- _THE PROBLEM_: Locate every line in the records below that holds the word "vitae" and return each one.

- _DATA FOR THE TASK_:
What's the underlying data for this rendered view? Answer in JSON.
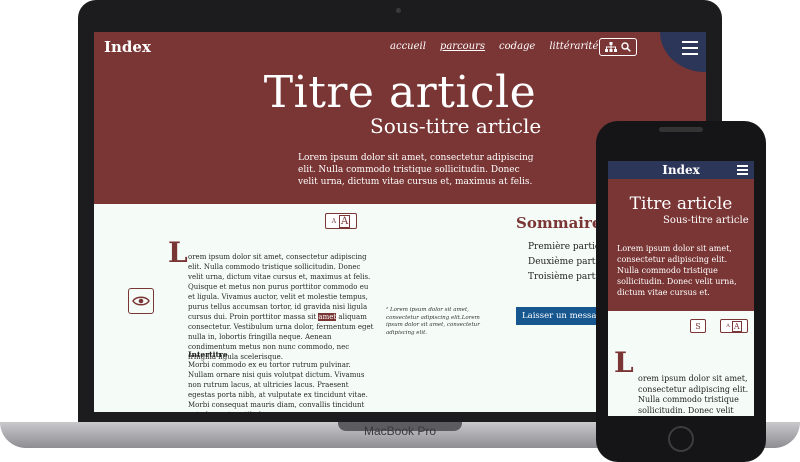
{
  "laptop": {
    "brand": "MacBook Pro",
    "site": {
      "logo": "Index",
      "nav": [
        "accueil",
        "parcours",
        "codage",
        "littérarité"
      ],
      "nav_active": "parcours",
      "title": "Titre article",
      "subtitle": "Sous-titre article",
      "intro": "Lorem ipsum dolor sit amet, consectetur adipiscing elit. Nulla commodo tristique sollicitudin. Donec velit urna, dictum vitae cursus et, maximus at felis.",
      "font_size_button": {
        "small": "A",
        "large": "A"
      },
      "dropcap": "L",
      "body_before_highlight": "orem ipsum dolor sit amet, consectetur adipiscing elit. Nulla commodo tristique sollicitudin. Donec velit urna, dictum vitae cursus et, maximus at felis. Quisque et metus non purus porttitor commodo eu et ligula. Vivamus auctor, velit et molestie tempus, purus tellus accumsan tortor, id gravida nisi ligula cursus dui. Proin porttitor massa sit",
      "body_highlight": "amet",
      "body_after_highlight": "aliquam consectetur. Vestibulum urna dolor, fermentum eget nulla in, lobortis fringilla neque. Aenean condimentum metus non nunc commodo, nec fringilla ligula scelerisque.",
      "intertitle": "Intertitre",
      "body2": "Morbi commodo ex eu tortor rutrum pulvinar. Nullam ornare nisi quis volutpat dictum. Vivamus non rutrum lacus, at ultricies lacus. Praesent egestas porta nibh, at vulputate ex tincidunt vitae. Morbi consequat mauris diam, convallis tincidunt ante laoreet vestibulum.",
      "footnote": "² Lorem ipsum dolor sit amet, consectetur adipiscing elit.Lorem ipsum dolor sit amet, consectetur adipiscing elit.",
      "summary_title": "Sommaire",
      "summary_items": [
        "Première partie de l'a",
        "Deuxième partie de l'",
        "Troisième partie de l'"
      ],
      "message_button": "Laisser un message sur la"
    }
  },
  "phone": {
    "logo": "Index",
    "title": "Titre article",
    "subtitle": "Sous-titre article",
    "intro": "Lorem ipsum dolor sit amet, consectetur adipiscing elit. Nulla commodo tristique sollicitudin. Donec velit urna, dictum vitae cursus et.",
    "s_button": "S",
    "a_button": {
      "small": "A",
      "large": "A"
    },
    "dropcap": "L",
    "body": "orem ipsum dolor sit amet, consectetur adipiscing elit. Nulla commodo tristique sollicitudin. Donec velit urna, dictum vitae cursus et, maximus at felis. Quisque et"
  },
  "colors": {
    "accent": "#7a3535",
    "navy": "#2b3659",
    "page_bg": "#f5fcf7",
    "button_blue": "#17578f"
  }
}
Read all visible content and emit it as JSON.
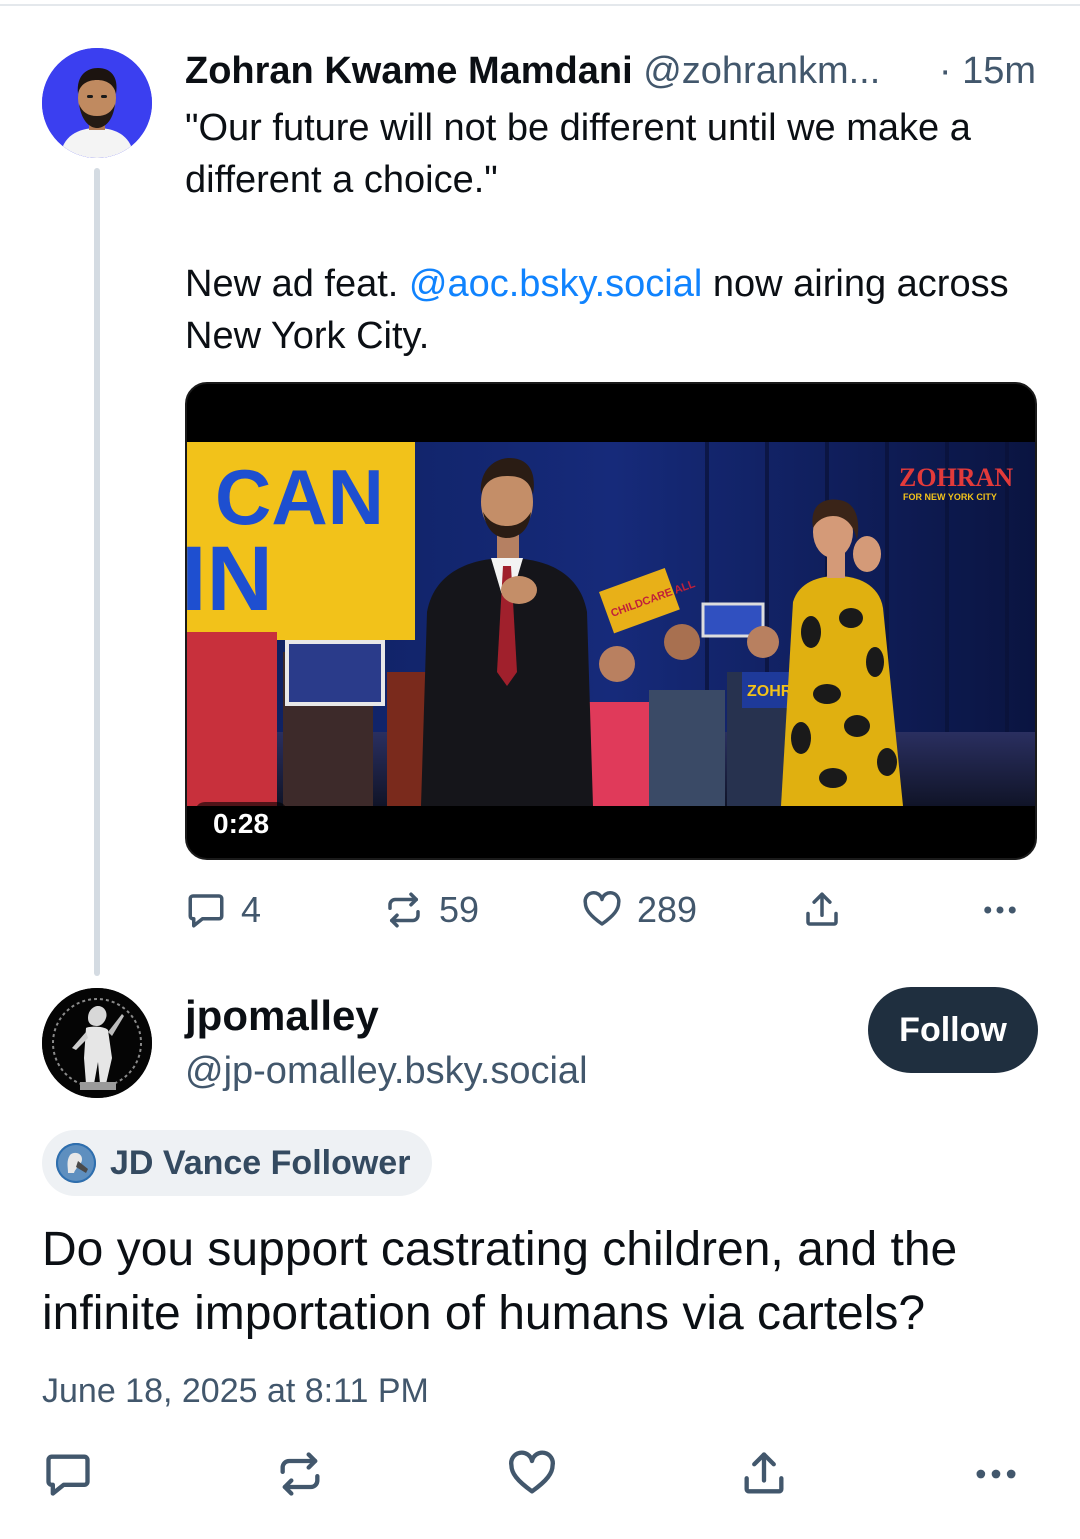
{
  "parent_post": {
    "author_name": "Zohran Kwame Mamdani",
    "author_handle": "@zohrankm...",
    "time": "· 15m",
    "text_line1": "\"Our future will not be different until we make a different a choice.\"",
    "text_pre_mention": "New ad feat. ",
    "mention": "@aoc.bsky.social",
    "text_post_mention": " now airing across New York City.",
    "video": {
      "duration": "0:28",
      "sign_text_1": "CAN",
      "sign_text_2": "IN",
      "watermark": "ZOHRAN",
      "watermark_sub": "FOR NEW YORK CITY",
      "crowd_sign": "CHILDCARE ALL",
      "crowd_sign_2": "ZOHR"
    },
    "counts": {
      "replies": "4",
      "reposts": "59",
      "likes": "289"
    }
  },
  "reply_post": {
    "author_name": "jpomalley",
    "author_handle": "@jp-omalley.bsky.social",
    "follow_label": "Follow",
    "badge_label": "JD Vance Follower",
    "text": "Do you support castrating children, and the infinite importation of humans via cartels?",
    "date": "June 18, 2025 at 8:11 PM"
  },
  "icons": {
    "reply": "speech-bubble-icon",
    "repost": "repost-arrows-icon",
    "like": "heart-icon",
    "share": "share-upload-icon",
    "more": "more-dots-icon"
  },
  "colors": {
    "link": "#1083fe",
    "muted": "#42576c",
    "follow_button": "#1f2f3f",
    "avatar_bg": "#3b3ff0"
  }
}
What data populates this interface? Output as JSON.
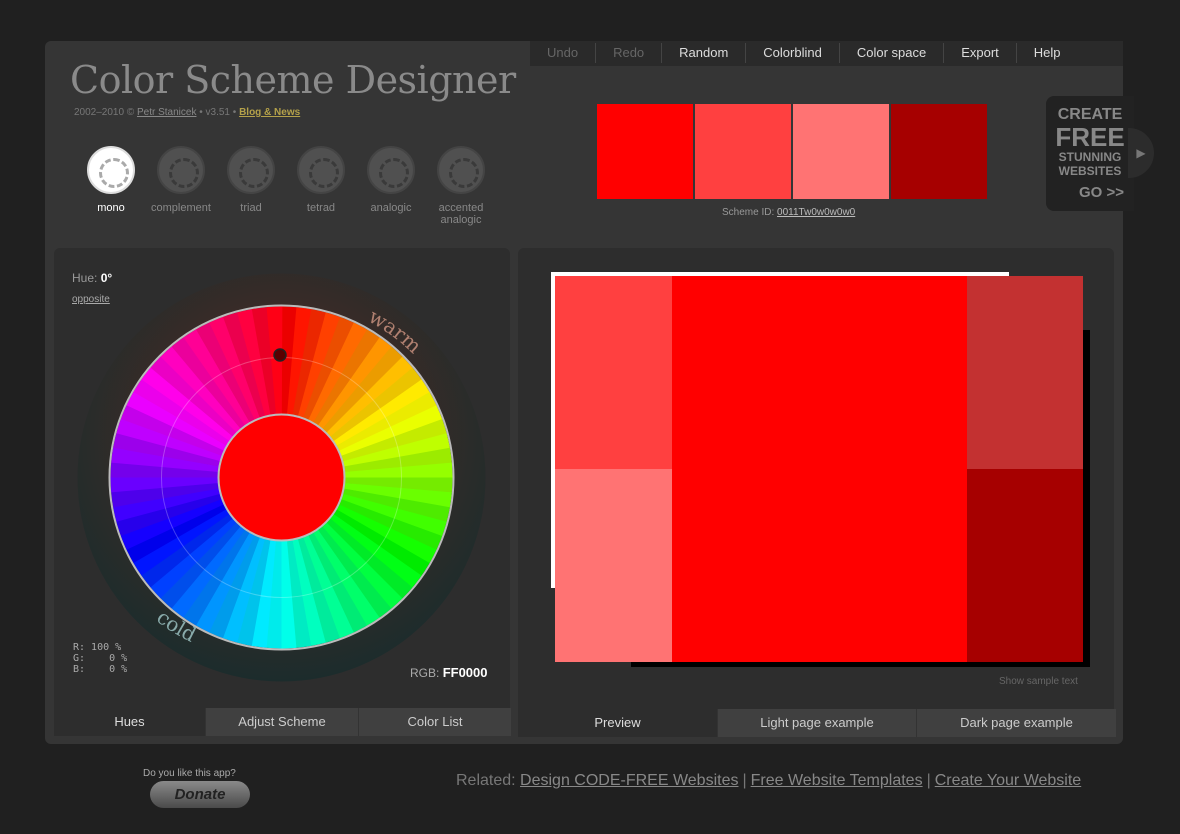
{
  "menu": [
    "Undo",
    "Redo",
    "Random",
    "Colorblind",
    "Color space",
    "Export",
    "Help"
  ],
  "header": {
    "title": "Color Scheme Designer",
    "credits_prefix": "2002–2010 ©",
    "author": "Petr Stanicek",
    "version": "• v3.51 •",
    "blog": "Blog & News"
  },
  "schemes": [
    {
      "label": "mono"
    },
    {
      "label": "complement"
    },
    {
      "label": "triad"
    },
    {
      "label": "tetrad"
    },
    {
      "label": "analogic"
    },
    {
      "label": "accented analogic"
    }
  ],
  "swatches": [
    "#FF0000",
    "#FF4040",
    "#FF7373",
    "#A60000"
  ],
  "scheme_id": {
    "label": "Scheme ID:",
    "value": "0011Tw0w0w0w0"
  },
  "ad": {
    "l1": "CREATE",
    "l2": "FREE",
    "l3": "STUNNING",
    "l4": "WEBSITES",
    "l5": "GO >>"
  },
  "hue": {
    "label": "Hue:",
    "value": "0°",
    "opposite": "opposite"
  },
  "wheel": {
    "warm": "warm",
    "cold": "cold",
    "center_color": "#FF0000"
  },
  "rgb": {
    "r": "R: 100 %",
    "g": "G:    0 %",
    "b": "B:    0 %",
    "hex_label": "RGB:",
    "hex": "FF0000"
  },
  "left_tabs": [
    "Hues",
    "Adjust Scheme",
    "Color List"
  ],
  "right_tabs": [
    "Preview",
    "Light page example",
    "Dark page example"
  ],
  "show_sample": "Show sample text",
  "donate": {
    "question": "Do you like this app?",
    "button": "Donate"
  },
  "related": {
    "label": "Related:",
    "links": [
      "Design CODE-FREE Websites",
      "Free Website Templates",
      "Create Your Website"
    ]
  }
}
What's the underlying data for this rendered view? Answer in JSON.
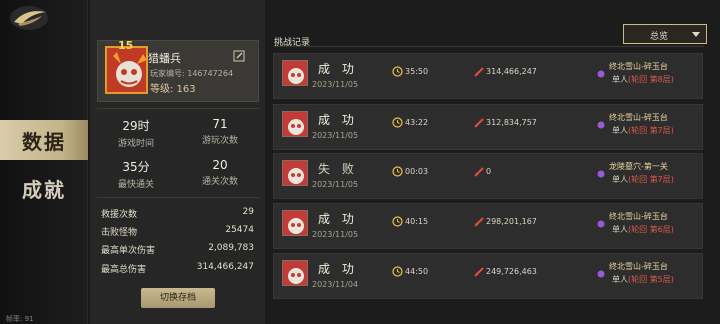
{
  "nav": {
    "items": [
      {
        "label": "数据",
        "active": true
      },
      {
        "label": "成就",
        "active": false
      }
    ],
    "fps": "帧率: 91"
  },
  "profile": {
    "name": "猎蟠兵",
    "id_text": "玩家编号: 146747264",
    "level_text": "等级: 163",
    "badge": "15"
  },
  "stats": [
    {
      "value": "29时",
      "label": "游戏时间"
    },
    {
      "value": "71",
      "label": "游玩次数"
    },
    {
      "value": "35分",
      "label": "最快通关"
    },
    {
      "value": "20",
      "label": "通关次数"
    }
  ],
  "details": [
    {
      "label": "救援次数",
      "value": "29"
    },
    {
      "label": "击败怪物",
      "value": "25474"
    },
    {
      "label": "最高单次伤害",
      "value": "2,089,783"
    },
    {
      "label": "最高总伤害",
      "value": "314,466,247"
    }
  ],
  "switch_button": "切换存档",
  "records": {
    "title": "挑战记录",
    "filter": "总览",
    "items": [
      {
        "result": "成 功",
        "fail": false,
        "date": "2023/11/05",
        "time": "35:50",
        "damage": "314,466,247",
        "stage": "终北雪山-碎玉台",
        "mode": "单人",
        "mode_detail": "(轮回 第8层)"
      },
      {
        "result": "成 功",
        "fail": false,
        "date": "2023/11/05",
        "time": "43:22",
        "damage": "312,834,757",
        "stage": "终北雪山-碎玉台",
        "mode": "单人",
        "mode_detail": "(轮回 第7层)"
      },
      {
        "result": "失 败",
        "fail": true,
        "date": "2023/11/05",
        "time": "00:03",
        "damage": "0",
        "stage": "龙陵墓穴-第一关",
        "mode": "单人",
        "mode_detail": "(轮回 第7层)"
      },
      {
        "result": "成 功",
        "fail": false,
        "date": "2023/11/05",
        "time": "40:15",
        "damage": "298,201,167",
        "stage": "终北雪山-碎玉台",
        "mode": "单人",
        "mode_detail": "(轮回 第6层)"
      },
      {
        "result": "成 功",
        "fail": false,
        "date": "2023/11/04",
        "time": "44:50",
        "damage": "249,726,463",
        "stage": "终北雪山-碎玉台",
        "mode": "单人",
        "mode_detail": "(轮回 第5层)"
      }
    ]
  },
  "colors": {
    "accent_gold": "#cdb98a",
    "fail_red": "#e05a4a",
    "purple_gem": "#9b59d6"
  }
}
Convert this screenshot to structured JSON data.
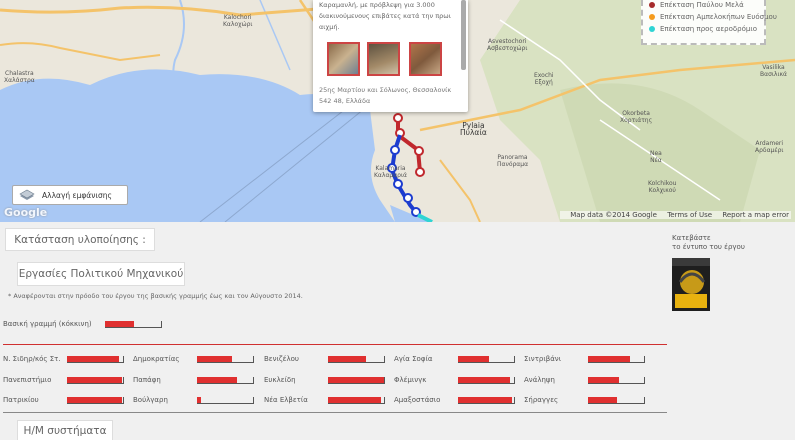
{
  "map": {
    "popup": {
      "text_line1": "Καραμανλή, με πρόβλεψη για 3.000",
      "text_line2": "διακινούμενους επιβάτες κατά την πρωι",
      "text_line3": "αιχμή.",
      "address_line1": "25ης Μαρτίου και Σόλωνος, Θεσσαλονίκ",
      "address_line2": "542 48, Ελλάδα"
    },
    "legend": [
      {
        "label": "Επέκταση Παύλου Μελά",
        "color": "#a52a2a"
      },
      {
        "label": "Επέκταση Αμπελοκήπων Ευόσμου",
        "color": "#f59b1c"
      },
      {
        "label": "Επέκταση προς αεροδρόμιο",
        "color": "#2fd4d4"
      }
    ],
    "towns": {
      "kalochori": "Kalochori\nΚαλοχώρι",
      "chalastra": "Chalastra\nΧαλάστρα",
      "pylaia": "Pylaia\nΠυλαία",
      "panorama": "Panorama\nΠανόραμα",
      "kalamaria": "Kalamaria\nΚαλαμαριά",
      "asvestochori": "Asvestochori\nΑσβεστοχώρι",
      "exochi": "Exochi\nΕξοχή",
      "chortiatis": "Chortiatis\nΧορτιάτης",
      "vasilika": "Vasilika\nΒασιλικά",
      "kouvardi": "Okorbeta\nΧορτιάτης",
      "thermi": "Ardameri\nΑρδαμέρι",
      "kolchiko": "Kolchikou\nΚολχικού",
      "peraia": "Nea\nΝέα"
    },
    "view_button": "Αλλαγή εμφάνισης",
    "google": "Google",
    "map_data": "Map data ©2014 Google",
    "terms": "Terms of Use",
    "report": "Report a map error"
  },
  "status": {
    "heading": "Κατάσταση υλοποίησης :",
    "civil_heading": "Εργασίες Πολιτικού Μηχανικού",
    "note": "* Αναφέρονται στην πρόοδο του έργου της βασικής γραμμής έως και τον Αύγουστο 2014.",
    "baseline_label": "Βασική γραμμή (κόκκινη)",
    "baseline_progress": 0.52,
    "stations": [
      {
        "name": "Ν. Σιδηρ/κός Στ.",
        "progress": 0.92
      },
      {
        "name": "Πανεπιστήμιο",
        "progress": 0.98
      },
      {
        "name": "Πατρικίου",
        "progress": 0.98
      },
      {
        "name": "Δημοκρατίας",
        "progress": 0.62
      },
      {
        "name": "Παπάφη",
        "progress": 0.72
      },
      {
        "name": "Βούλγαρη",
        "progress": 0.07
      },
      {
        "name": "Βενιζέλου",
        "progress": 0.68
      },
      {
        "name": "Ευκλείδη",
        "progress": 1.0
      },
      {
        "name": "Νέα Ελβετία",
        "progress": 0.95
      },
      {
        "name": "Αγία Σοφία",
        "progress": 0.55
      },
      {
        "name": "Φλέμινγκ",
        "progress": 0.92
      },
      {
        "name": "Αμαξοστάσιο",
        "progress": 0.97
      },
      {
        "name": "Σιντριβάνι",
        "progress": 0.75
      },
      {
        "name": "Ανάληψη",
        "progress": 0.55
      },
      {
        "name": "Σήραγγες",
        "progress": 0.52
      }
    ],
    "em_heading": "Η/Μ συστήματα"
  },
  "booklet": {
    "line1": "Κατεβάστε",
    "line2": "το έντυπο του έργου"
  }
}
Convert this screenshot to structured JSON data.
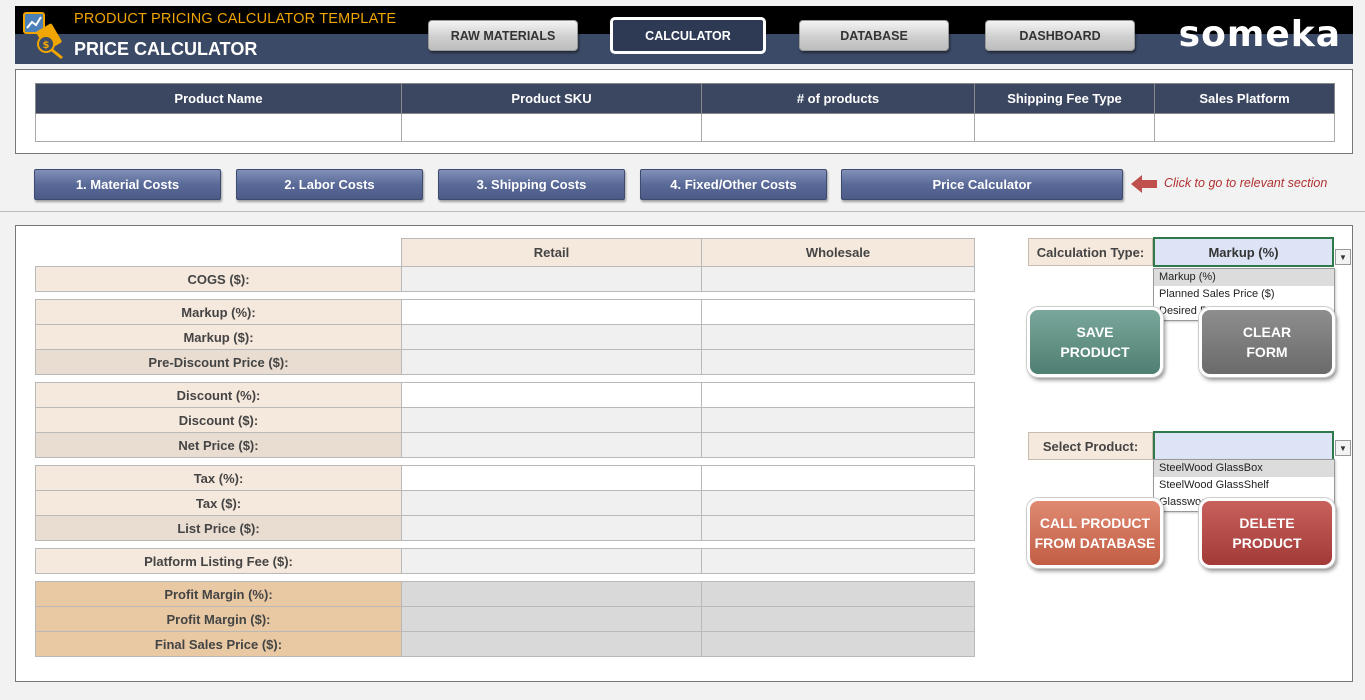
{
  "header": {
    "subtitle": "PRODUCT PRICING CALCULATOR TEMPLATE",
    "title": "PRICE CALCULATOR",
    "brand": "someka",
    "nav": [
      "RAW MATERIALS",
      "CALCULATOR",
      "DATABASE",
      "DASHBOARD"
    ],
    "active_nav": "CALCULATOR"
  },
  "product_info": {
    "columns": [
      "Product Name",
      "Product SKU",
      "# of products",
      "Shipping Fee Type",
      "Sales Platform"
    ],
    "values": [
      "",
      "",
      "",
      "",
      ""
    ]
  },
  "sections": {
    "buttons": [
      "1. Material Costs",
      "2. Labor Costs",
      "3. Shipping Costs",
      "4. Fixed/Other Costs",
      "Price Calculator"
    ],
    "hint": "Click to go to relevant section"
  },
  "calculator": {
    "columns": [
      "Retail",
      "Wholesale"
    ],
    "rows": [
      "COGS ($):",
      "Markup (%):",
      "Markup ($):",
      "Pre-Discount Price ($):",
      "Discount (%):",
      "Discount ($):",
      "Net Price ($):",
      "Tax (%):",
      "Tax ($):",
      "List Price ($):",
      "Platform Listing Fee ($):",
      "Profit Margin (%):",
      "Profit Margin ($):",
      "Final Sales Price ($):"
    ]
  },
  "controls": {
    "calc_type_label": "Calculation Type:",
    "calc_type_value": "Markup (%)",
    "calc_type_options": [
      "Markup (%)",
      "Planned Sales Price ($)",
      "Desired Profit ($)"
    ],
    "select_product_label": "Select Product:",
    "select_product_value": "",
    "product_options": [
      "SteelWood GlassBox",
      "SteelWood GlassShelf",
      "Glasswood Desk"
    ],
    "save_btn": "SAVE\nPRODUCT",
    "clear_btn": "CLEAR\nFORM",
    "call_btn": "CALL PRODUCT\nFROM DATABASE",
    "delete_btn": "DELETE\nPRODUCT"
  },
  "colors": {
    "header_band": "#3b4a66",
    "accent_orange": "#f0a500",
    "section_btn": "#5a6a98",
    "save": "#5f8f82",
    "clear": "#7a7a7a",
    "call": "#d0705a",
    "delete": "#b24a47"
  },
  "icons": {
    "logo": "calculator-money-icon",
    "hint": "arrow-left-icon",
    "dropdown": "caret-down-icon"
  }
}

- _YOUR RESPONSE_:
      "intro": "Lorem ipsum dolor sit amet, consectetur adipiscing elit. Nulla commodo tristique sollicitudin. Donec velit urna, dictum vitae cursus et, maximus at felis.",
      "body_before_highlight": "orem ipsum dolor sit amet, consectetur adipiscing elit. Nulla commodo tristique sollicitudin. Donec velit urna, dictum vitae cursus et, maximus at felis. Quisque et metus non purus porttitor commodo eu et ligula. Vivamus auctor, velit et molestie tempus, purus tellus accumsan tortor, id gravida nisi ligula cursus dui. Proin porttitor massa sit",
      "body2": "Morbi commodo ex eu tortor rutrum pulvinar. Nullam ornare nisi quis volutpat dictum. Vivamus non rutrum lacus, at ultricies lacus. Praesent egestas porta nibh, at vulputate ex tincidunt vitae. Morbi consequat mauris diam, convallis tincidunt ante laoreet vestibulum.",
    "intro": "Lorem ipsum dolor sit amet, consectetur adipiscing elit. Nulla commodo tristique sollicitudin. Donec velit urna, dictum vitae cursus et.",
    "body": "orem ipsum dolor sit amet, consectetur adipiscing elit. Nulla commodo tristique sollicitudin. Donec velit urna, dictum vitae cursus et, maximus at felis. Quisque et"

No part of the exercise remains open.